- [Information]:

■ ■ ■ ■

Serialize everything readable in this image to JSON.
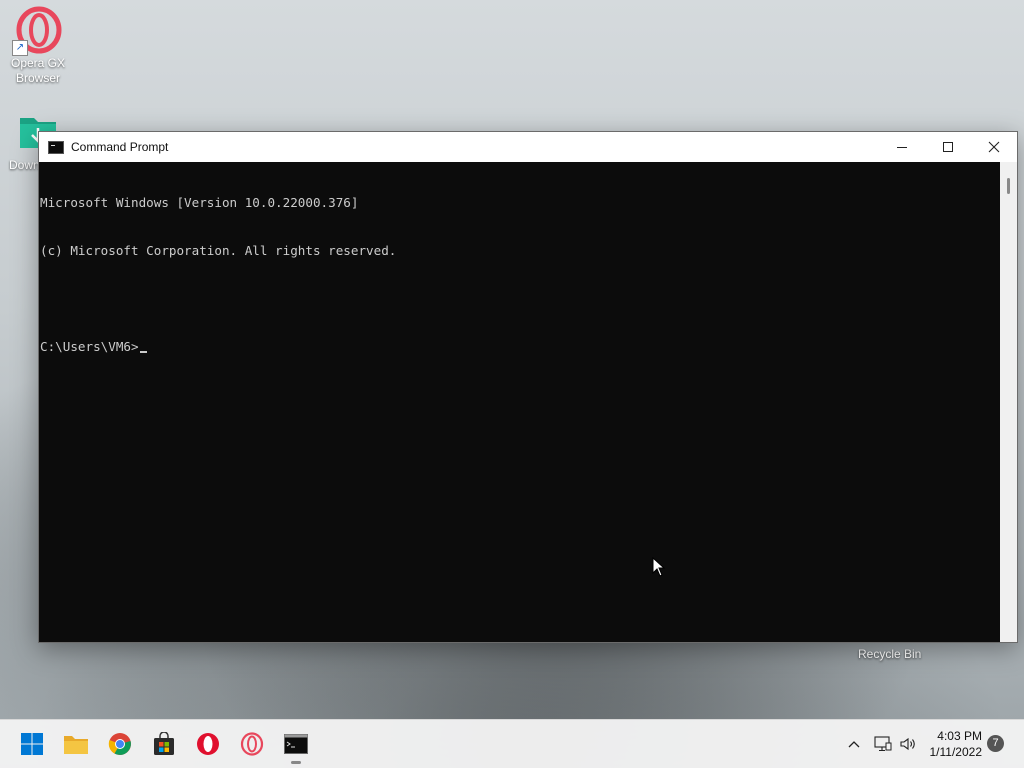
{
  "desktop": {
    "icons": [
      {
        "label": "Opera GX Browser",
        "icon": "opera-gx-icon"
      },
      {
        "label": "Down",
        "icon": "downloads-folder-icon"
      }
    ],
    "recycle_bin_label": "Recycle Bin"
  },
  "window": {
    "title": "Command Prompt",
    "icon": "cmd-icon",
    "controls": {
      "minimize": "─",
      "maximize": "☐",
      "close": "✕"
    },
    "console_lines": [
      "Microsoft Windows [Version 10.0.22000.376]",
      "(c) Microsoft Corporation. All rights reserved.",
      "",
      "C:\\Users\\VM6>"
    ],
    "background_color": "#0c0c0c",
    "text_color": "#cccccc"
  },
  "taskbar": {
    "apps": [
      {
        "name": "start",
        "icon": "windows-start-icon",
        "color": "#0078d4"
      },
      {
        "name": "file-explorer",
        "icon": "folder-icon",
        "color": "#f4c542"
      },
      {
        "name": "chrome",
        "icon": "chrome-icon"
      },
      {
        "name": "microsoft-store",
        "icon": "store-icon"
      },
      {
        "name": "opera",
        "icon": "opera-icon",
        "color": "#e0102e"
      },
      {
        "name": "opera-gx",
        "icon": "opera-gx-icon",
        "color": "#e8475c"
      },
      {
        "name": "command-prompt",
        "icon": "cmd-icon",
        "active": true
      }
    ],
    "tray": {
      "chevron": "chevron-up-icon",
      "network": "network-icon",
      "volume": "volume-icon"
    },
    "clock": {
      "time": "4:03 PM",
      "date": "1/11/2022"
    },
    "notification_count": "7"
  }
}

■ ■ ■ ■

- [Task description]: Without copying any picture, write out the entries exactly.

- [Written answer]:
Serialize everything readable in this image to JSON.
{
  "desktop": {
    "icons": [
      {
        "label": "Opera GX Browser",
        "icon": "opera-gx-icon"
      },
      {
        "label": "Down",
        "icon": "downloads-folder-icon"
      }
    ],
    "recycle_bin_label": "Recycle Bin"
  },
  "window": {
    "title": "Command Prompt",
    "icon": "cmd-icon",
    "controls": {
      "minimize": "─",
      "maximize": "☐",
      "close": "✕"
    },
    "console_lines": [
      "Microsoft Windows [Version 10.0.22000.376]",
      "(c) Microsoft Corporation. All rights reserved.",
      "",
      "C:\\Users\\VM6>"
    ],
    "background_color": "#0c0c0c",
    "text_color": "#cccccc"
  },
  "taskbar": {
    "apps": [
      {
        "name": "start",
        "icon": "windows-start-icon",
        "color": "#0078d4"
      },
      {
        "name": "file-explorer",
        "icon": "folder-icon",
        "color": "#f4c542"
      },
      {
        "name": "chrome",
        "icon": "chrome-icon"
      },
      {
        "name": "microsoft-store",
        "icon": "store-icon"
      },
      {
        "name": "opera",
        "icon": "opera-icon",
        "color": "#e0102e"
      },
      {
        "name": "opera-gx",
        "icon": "opera-gx-icon",
        "color": "#e8475c"
      },
      {
        "name": "command-prompt",
        "icon": "cmd-icon",
        "active": true
      }
    ],
    "tray": {
      "chevron": "chevron-up-icon",
      "network": "network-icon",
      "volume": "volume-icon"
    },
    "clock": {
      "time": "4:03 PM",
      "date": "1/11/2022"
    },
    "notification_count": "7"
  }
}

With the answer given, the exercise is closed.